## DESCRIPTION OF THE TASK:
The records that follow must be printed exactly as they are.
(Beginning of ENTRIES SUPPLIED)
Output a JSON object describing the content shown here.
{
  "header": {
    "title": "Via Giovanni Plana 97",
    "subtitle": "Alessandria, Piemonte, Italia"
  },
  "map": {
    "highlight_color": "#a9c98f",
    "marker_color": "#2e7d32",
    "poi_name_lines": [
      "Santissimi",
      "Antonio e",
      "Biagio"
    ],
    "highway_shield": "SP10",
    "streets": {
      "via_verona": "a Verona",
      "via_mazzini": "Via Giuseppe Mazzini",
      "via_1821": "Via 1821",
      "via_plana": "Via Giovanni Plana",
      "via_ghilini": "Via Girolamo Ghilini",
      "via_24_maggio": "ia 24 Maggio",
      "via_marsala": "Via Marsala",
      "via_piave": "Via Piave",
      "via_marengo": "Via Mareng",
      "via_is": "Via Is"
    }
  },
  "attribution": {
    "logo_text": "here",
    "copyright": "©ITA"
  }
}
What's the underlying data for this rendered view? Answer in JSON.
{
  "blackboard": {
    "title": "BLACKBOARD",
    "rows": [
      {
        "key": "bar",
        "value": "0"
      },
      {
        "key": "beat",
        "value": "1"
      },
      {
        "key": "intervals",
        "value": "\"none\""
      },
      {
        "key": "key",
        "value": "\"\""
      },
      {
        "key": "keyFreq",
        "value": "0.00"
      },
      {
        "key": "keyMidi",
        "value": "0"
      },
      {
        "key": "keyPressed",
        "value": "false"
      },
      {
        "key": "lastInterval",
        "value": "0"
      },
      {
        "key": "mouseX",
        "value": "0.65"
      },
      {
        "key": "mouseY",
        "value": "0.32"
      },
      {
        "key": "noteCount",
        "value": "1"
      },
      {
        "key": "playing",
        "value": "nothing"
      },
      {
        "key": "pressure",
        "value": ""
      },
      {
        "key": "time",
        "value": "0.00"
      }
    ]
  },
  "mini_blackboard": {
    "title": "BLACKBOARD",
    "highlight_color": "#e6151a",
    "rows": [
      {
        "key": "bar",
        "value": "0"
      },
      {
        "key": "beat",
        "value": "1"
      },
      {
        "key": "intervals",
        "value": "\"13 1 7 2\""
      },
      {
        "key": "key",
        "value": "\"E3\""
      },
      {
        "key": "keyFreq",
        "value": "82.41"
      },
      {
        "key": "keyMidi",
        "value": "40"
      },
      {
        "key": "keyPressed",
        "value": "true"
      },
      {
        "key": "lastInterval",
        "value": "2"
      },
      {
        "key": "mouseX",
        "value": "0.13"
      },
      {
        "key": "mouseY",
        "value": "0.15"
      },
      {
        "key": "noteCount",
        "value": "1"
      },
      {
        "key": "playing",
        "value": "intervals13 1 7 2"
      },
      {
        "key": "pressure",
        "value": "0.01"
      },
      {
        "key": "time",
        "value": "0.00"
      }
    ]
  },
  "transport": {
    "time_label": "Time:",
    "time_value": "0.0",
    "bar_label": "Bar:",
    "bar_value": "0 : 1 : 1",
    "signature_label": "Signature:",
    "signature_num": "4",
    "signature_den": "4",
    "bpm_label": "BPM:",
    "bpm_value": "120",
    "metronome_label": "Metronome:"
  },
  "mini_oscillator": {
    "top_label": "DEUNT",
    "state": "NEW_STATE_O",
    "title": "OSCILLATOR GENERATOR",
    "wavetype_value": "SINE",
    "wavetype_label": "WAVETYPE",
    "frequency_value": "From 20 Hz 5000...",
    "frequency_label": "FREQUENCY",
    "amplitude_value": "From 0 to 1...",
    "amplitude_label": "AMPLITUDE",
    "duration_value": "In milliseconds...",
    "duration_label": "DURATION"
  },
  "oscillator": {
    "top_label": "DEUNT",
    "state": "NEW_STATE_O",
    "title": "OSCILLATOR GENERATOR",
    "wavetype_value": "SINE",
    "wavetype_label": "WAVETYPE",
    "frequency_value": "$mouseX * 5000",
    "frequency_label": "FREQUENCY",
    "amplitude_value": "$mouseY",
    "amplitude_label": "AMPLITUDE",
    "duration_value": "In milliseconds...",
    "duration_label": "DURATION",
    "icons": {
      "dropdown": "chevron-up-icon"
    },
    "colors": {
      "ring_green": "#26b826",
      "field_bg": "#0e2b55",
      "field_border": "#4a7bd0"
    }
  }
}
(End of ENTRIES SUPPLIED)
## TASK ANSWER:
Output a JSON object describing the content shown here.
{
  "header": {
    "title": "Via Giovanni Plana 97",
    "subtitle": "Alessandria, Piemonte, Italia"
  },
  "map": {
    "highlight_color": "#a9c98f",
    "marker_color": "#2e7d32",
    "poi_name_lines": [
      "Santissimi",
      "Antonio e",
      "Biagio"
    ],
    "highway_shield": "SP10",
    "streets": {
      "via_verona": "a Verona",
      "via_mazzini": "Via Giuseppe Mazzini",
      "via_1821": "Via 1821",
      "via_plana": "Via Giovanni Plana",
      "via_ghilini": "Via Girolamo Ghilini",
      "via_24_maggio": "ia 24 Maggio",
      "via_marsala": "Via Marsala",
      "via_piave": "Via Piave",
      "via_marengo": "Via Mareng",
      "via_is": "Via Is"
    }
  },
  "attribution": {
    "logo_text": "here",
    "copyright": "©ITA"
  }
}
What's the underlying data for this rendered view? Answer in JSON.
{
  "blackboard": {
    "title": "BLACKBOARD",
    "rows": [
      {
        "key": "bar",
        "value": "0"
      },
      {
        "key": "beat",
        "value": "1"
      },
      {
        "key": "intervals",
        "value": "\"none\""
      },
      {
        "key": "key",
        "value": "\"\""
      },
      {
        "key": "keyFreq",
        "value": "0.00"
      },
      {
        "key": "keyMidi",
        "value": "0"
      },
      {
        "key": "keyPressed",
        "value": "false"
      },
      {
        "key": "lastInterval",
        "value": "0"
      },
      {
        "key": "mouseX",
        "value": "0.65"
      },
      {
        "key": "mouseY",
        "value": "0.32"
      },
      {
        "key": "noteCount",
        "value": "1"
      },
      {
        "key": "playing",
        "value": "nothing"
      },
      {
        "key": "pressure",
        "value": ""
      },
      {
        "key": "time",
        "value": "0.00"
      }
    ]
  },
  "mini_blackboard": {
    "title": "BLACKBOARD",
    "highlight_color": "#e6151a",
    "rows": [
      {
        "key": "bar",
        "value": "0"
      },
      {
        "key": "beat",
        "value": "1"
      },
      {
        "key": "intervals",
        "value": "\"13 1 7 2\""
      },
      {
        "key": "key",
        "value": "\"E3\""
      },
      {
        "key": "keyFreq",
        "value": "82.41"
      },
      {
        "key": "keyMidi",
        "value": "40"
      },
      {
        "key": "keyPressed",
        "value": "true"
      },
      {
        "key": "lastInterval",
        "value": "2"
      },
      {
        "key": "mouseX",
        "value": "0.13"
      },
      {
        "key": "mouseY",
        "value": "0.15"
      },
      {
        "key": "noteCount",
        "value": "1"
      },
      {
        "key": "playing",
        "value": "intervals13 1 7 2"
      },
      {
        "key": "pressure",
        "value": "0.01"
      },
      {
        "key": "time",
        "value": "0.00"
      }
    ]
  },
  "transport": {
    "time_label": "Time:",
    "time_value": "0.0",
    "bar_label": "Bar:",
    "bar_value": "0 : 1 : 1",
    "signature_label": "Signature:",
    "signature_num": "4",
    "signature_den": "4",
    "bpm_label": "BPM:",
    "bpm_value": "120",
    "metronome_label": "Metronome:"
  },
  "mini_oscillator": {
    "top_label": "DEUNT",
    "state": "NEW_STATE_O",
    "title": "OSCILLATOR GENERATOR",
    "wavetype_value": "SINE",
    "wavetype_label": "WAVETYPE",
    "frequency_value": "From 20 Hz 5000...",
    "frequency_label": "FREQUENCY",
    "amplitude_value": "From 0 to 1...",
    "amplitude_label": "AMPLITUDE",
    "duration_value": "In milliseconds...",
    "duration_label": "DURATION"
  },
  "oscillator": {
    "top_label": "DEUNT",
    "state": "NEW_STATE_O",
    "title": "OSCILLATOR GENERATOR",
    "wavetype_value": "SINE",
    "wavetype_label": "WAVETYPE",
    "frequency_value": "$mouseX * 5000",
    "frequency_label": "FREQUENCY",
    "amplitude_value": "$mouseY",
    "amplitude_label": "AMPLITUDE",
    "duration_value": "In milliseconds...",
    "duration_label": "DURATION",
    "icons": {
      "dropdown": "chevron-up-icon"
    },
    "colors": {
      "ring_green": "#26b826",
      "field_bg": "#0e2b55",
      "field_border": "#4a7bd0"
    }
  }
}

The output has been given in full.